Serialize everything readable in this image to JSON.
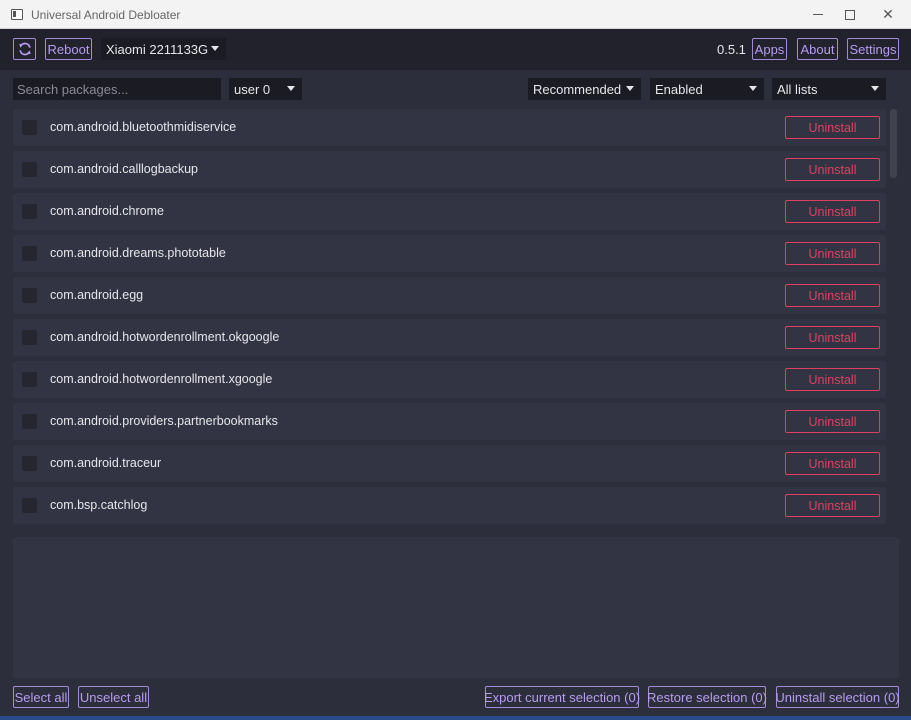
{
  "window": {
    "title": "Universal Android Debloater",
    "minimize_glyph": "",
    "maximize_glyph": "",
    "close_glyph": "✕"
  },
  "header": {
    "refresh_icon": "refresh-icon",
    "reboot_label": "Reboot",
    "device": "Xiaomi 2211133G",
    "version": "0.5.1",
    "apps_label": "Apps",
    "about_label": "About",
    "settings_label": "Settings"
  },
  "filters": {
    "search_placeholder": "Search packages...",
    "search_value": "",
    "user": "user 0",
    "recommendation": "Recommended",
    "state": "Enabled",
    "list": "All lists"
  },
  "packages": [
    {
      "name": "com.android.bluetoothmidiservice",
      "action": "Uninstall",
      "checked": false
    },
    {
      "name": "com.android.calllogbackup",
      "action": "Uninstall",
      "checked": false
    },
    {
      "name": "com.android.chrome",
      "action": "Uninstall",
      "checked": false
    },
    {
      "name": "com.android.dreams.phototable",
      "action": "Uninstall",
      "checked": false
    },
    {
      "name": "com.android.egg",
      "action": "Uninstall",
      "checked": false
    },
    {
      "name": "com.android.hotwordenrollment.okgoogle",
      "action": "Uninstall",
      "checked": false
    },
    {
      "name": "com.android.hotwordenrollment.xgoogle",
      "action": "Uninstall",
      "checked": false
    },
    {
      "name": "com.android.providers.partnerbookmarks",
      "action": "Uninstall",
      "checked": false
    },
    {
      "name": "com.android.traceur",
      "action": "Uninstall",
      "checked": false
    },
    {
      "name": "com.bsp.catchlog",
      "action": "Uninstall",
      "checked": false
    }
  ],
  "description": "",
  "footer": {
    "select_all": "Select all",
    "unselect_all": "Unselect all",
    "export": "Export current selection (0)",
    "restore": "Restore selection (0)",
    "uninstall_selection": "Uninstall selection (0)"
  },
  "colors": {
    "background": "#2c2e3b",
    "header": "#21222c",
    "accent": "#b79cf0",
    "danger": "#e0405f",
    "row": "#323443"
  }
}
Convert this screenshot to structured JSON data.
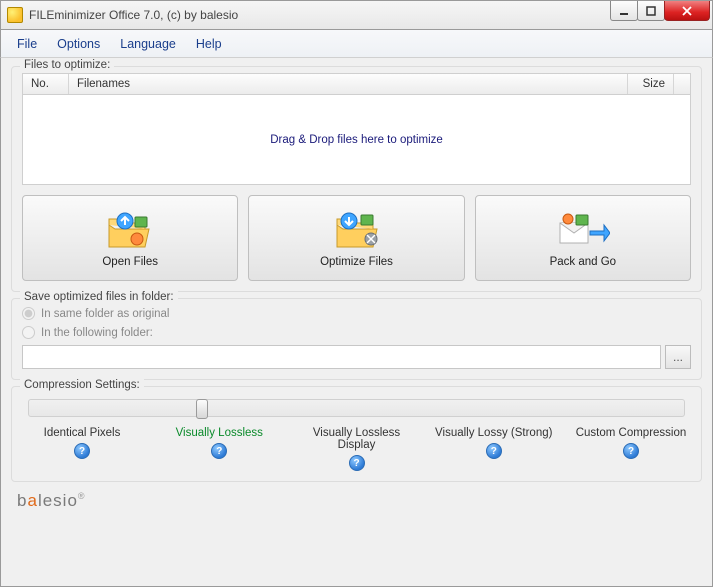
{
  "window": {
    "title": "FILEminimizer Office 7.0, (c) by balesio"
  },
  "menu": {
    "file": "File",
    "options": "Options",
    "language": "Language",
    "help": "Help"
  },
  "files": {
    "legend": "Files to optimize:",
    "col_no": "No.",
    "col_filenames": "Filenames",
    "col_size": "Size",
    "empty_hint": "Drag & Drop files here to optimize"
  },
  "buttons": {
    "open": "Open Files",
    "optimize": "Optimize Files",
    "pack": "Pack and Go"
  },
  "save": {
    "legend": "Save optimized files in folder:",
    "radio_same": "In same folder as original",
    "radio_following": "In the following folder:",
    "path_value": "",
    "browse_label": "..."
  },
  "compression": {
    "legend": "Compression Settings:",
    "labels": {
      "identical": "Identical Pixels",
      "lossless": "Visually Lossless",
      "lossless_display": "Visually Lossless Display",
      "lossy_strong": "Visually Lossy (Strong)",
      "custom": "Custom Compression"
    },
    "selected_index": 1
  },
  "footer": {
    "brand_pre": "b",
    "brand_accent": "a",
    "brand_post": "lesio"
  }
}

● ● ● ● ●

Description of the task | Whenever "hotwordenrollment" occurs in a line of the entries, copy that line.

Written answer |
      "name": "com.android.hotwordenrollment.okgoogle",
      "name": "com.android.hotwordenrollment.xgoogle",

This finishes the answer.